● You can change any sort of currency into the Turkish Lira (TRY) just about anywhere across Istanbul. Most shops and supermarkets also accept credit cards for payment.
● Roaming fees in Turkey are expensive, but you can simply buy a new SIM card when you reach Istanbul and use it for the duration of your stay.
● Istanbul has a humid subtropical climate, so the summer months are generally warm and in winter temperatures differ from place to place.
Dental veneers refers to the process of placing a very thin layer of material (often porcelain) over a tooth in order to protect it or to aesthetically enhance it. Veneers for teeth are usually made out of a special composite material or porcelain, with the latter being the norm in dental clinics worldwide.
Porcelain veneers tend to last anywhere between 10 and 30 years but in some cases they may need replacing due to damage, decay, cracking, chipping or discolouration. The lifespan of a porcelain veneer also depends on the type of bonding agent or dental cement used to place it on the tooth. The dentist should inform the patient thoroughly on how to maintain veneers for teeth, once the procedure is complete.
A veneers procedure is a good choice for individuals with discoloured, chipped, uneven, cracked and even slightly misaligned teeth.
Am I Suitable for Veneers?
Patients that tend to grind their teeth during the night should take precautions after a porcelain veneers procedure – wearing a night guard is mandatory for some individuals, as the grinding can damage the veneers.
Preparing for Veneers
A dental veneers procedure does not require extensive preparations – it is a simple and safe procedure.
How is Veneers Performed?

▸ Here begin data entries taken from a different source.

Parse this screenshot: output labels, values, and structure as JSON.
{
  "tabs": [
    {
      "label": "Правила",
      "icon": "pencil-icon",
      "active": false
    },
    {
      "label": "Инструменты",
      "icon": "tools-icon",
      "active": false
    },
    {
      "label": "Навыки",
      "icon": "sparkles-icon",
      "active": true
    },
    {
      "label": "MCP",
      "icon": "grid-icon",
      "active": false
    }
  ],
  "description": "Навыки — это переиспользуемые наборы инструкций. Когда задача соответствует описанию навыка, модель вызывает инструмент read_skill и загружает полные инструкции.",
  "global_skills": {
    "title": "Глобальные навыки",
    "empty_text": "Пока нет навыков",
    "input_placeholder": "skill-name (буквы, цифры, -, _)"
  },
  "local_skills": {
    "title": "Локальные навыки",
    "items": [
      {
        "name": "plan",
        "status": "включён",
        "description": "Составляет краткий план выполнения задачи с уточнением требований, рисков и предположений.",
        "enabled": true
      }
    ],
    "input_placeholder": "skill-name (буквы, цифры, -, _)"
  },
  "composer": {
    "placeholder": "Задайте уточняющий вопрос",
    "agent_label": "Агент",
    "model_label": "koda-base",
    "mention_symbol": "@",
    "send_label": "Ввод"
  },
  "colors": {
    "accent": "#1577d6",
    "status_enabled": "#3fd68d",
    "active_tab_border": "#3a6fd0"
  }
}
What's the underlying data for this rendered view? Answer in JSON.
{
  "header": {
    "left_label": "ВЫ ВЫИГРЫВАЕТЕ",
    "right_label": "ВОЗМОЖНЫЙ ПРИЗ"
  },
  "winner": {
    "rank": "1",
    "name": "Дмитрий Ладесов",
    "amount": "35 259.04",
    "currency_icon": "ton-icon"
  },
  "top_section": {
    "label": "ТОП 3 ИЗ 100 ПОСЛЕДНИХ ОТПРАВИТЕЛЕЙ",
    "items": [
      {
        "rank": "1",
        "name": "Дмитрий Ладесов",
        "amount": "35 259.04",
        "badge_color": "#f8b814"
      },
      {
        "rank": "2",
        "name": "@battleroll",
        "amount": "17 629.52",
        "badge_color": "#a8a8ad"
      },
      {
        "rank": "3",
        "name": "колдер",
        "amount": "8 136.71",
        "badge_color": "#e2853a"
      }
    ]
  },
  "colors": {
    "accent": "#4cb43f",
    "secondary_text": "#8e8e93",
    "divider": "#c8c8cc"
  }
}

A dental veneers process needs to be divided into three separate appointments, two days apart.
In the first one the dentist will begin preparing the patient’s teeth for the porcelain veneers – 3-5 mm from the front of the teeth’s enamel is removed by the dentist by the use of a small drill. A mould is then taken and temporary veneers are placed.
In the second appointment, the dentist will test the new dental veneers on the patient’s teeth and make adjustments, if they are necessary.
In the last appointment, the surface of the patient’s teeth is roughened up so that the porcelain veneers can bind better to them. The veneers are placed and a binding agent is used to cement them in place.
Veneers Risks and Complications
A porcelain veneers procedure is a simple and safe cosmetic dentistry technique used in dental clinics from all around the world but there are certain considerations which need to be considered. Dental veneers complications are rare, but they can include:
● Increased sensitivity of the teeth
● The veneers can get damaged from a wide range of reasons – they will need to be replaced
● Placement issues
● Colour irregularities between the porcelain veneers and natural teeth – smoking can affect the color of nearby teeth, making the veneers seem whiter by comparison.
Veneers Side Effects
Some patients may feel discomfort and some pain during the procedure. Veneers teeth tend to be sensitive for a few days.
Veneers Success Rates
A survey based on 84 porcelain veneers reviews sets the survival probability and satisfaction rate of dental veneers at 93.5%, 10 years after the procedure is done.
Before and After Veneers
Veneers-teeth, when done properly, are indistinguishable from the patient’s natural teeth. Given their long lifespan and accessible price, porcelain veneers are an excellent choice for any individual who wishes to improve their smile. Patients can ask for veneers before and after pictures before traveling abroad for treatment.